Your goal:
Each line of the records needs to come back exactly as written.

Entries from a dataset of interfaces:
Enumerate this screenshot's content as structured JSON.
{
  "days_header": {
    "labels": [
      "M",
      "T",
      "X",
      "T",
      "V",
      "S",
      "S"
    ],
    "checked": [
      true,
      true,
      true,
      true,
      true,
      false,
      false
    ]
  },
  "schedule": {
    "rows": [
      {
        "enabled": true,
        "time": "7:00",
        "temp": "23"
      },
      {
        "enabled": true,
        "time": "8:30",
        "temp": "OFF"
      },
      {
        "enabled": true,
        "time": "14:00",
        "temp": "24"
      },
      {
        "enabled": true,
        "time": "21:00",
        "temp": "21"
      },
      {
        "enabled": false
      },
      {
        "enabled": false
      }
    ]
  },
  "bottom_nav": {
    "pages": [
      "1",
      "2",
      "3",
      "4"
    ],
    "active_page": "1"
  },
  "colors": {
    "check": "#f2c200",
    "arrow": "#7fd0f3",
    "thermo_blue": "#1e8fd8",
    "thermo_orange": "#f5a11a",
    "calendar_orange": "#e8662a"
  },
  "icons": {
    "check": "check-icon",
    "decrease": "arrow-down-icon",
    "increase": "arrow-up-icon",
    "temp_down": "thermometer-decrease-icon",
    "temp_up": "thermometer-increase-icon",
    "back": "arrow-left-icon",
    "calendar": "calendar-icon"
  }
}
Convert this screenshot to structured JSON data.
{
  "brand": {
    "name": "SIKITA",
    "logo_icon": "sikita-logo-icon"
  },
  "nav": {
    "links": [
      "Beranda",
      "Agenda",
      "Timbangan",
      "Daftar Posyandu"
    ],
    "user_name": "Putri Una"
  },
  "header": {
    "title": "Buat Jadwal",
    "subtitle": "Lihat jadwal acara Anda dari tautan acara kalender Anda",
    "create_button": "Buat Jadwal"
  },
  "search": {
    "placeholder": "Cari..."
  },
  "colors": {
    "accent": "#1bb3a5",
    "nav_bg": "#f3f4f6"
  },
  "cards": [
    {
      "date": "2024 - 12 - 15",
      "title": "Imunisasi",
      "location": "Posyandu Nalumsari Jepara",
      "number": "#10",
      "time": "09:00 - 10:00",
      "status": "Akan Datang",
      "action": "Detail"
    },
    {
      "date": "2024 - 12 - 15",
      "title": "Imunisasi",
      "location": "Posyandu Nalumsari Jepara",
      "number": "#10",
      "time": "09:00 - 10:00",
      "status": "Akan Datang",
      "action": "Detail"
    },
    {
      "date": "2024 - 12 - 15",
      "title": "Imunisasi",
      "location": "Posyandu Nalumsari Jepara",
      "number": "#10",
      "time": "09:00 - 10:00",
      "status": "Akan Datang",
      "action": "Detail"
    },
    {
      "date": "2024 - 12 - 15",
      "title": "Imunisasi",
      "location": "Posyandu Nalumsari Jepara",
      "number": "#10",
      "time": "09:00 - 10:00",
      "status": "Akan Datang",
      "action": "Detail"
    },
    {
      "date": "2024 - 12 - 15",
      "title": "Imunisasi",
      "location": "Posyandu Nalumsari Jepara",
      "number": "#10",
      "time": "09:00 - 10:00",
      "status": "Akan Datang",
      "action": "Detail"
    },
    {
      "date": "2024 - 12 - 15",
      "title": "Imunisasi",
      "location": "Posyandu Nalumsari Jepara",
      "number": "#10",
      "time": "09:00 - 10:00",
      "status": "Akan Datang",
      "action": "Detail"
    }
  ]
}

Answer to this problem:
Enumerate this screenshot's content as structured JSON.
{
  "days_header": {
    "labels": [
      "M",
      "T",
      "X",
      "T",
      "V",
      "S",
      "S"
    ],
    "checked": [
      true,
      true,
      true,
      true,
      true,
      false,
      false
    ]
  },
  "schedule": {
    "rows": [
      {
        "enabled": true,
        "time": "7:00",
        "temp": "23"
      },
      {
        "enabled": true,
        "time": "8:30",
        "temp": "OFF"
      },
      {
        "enabled": true,
        "time": "14:00",
        "temp": "24"
      },
      {
        "enabled": true,
        "time": "21:00",
        "temp": "21"
      },
      {
        "enabled": false
      },
      {
        "enabled": false
      }
    ]
  },
  "bottom_nav": {
    "pages": [
      "1",
      "2",
      "3",
      "4"
    ],
    "active_page": "1"
  },
  "colors": {
    "check": "#f2c200",
    "arrow": "#7fd0f3",
    "thermo_blue": "#1e8fd8",
    "thermo_orange": "#f5a11a",
    "calendar_orange": "#e8662a"
  },
  "icons": {
    "check": "check-icon",
    "decrease": "arrow-down-icon",
    "increase": "arrow-up-icon",
    "temp_down": "thermometer-decrease-icon",
    "temp_up": "thermometer-increase-icon",
    "back": "arrow-left-icon",
    "calendar": "calendar-icon"
  }
}
Convert this screenshot to structured JSON data.
{
  "brand": {
    "name": "SIKITA",
    "logo_icon": "sikita-logo-icon"
  },
  "nav": {
    "links": [
      "Beranda",
      "Agenda",
      "Timbangan",
      "Daftar Posyandu"
    ],
    "user_name": "Putri Una"
  },
  "header": {
    "title": "Buat Jadwal",
    "subtitle": "Lihat jadwal acara Anda dari tautan acara kalender Anda",
    "create_button": "Buat Jadwal"
  },
  "search": {
    "placeholder": "Cari..."
  },
  "colors": {
    "accent": "#1bb3a5",
    "nav_bg": "#f3f4f6"
  },
  "cards": [
    {
      "date": "2024 - 12 - 15",
      "title": "Imunisasi",
      "location": "Posyandu Nalumsari Jepara",
      "number": "#10",
      "time": "09:00 - 10:00",
      "status": "Akan Datang",
      "action": "Detail"
    },
    {
      "date": "2024 - 12 - 15",
      "title": "Imunisasi",
      "location": "Posyandu Nalumsari Jepara",
      "number": "#10",
      "time": "09:00 - 10:00",
      "status": "Akan Datang",
      "action": "Detail"
    },
    {
      "date": "2024 - 12 - 15",
      "title": "Imunisasi",
      "location": "Posyandu Nalumsari Jepara",
      "number": "#10",
      "time": "09:00 - 10:00",
      "status": "Akan Datang",
      "action": "Detail"
    },
    {
      "date": "2024 - 12 - 15",
      "title": "Imunisasi",
      "location": "Posyandu Nalumsari Jepara",
      "number": "#10",
      "time": "09:00 - 10:00",
      "status": "Akan Datang",
      "action": "Detail"
    },
    {
      "date": "2024 - 12 - 15",
      "title": "Imunisasi",
      "location": "Posyandu Nalumsari Jepara",
      "number": "#10",
      "time": "09:00 - 10:00",
      "status": "Akan Datang",
      "action": "Detail"
    },
    {
      "date": "2024 - 12 - 15",
      "title": "Imunisasi",
      "location": "Posyandu Nalumsari Jepara",
      "number": "#10",
      "time": "09:00 - 10:00",
      "status": "Akan Datang",
      "action": "Detail"
    }
  ]
}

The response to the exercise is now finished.